While there is an element of truth in this, National must nevertheless be concerned about the dip in Luxon’s fortunes. Although there is no suggestion – serious or otherwise – that his leadership is under threat, National strategists will be turning their minds to how he can better connect with the public. They will have noted enviously the Prime Minister’s well-received natural warmth and empathy, demonstrated yet again this week in her visit to storm-ravaged Nelson, even though she had very little to offer in the way of practical assistance.
National should be concerned that despite the government’s failings, and the deteriorating overall situation, it is still running only neck-in-neck with Labour in opinion polls, when it should be well ahead. Moreover, the response to the Prime Minister’s “charm” visit to Nelson this week is a powerful and ominous reminder of her ongoing appeal to people and the consequent challenge that poses to Luxon to attract favourable public attention.
Of course, the controversy surrounding now expelled MP Gaurav Sharma and Labour’s handling of it will have hurt Labour, and perhaps restored some of National’s fortunes for the meantime. However, National still awaits the completion of the independent QC’s inquiry into the Uffindell matter, and it remains to be seen how Luxon will handle its findings. So far, his approach has been crisp and decisive, but he will need to continue with that approach once the inquiry has been completed, whatever its outcome.
Luxon cannot compete with Ardern on the empathy and compassion fronts – nor should he try. But there is more to leadership than empathy and compassion. So, his best option is to present himself as the calm, decisive and clear-thinking alternative, with practical solutions to offer, just the thing the country needs as it moves out of its current economic and pandemic related uncertainties. But he must learn to present himself in a way that demonstrates that convincingly to the voting public.
National’s and Luxon’s current poll stumbles are not terminal – but they are clear reminders that while voters may be turning off the Labour Government in droves, they are still far from convinced about National’s ability to lead a capable government to replace Labour. While they may have liked what they saw of Luxon in the early months of this year, they are now less certain about him. They do not see him as the new Sir John Key as the National Party would like to promote him.
Luxon needs to quickly put his recent stumbles behind him and present a clear picture to the public of just who he is, the type of leader he will be, and his ambition for New Zealand. He needs to follow that up with four or five significant new policies which sharply differentiate National from Labour, that he and the party can campaign on relentlessly until the next general election.

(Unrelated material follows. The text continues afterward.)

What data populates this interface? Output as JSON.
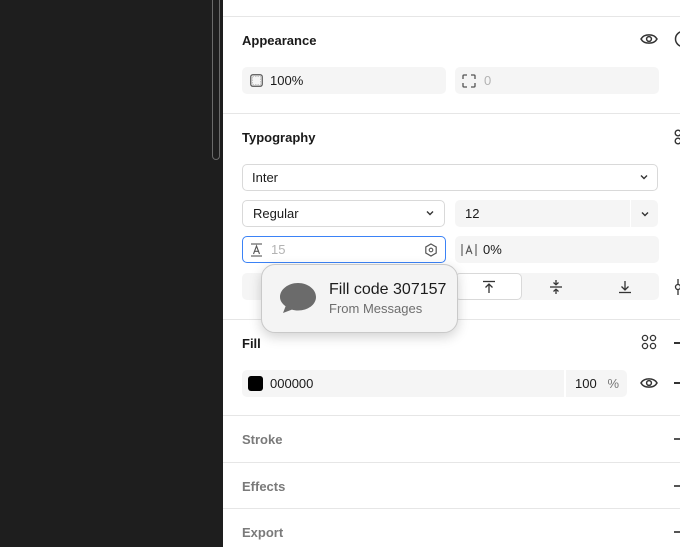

Without those changes, Luxon’s currently spluttering bandwagon risks coming to an early and unfortunate halt.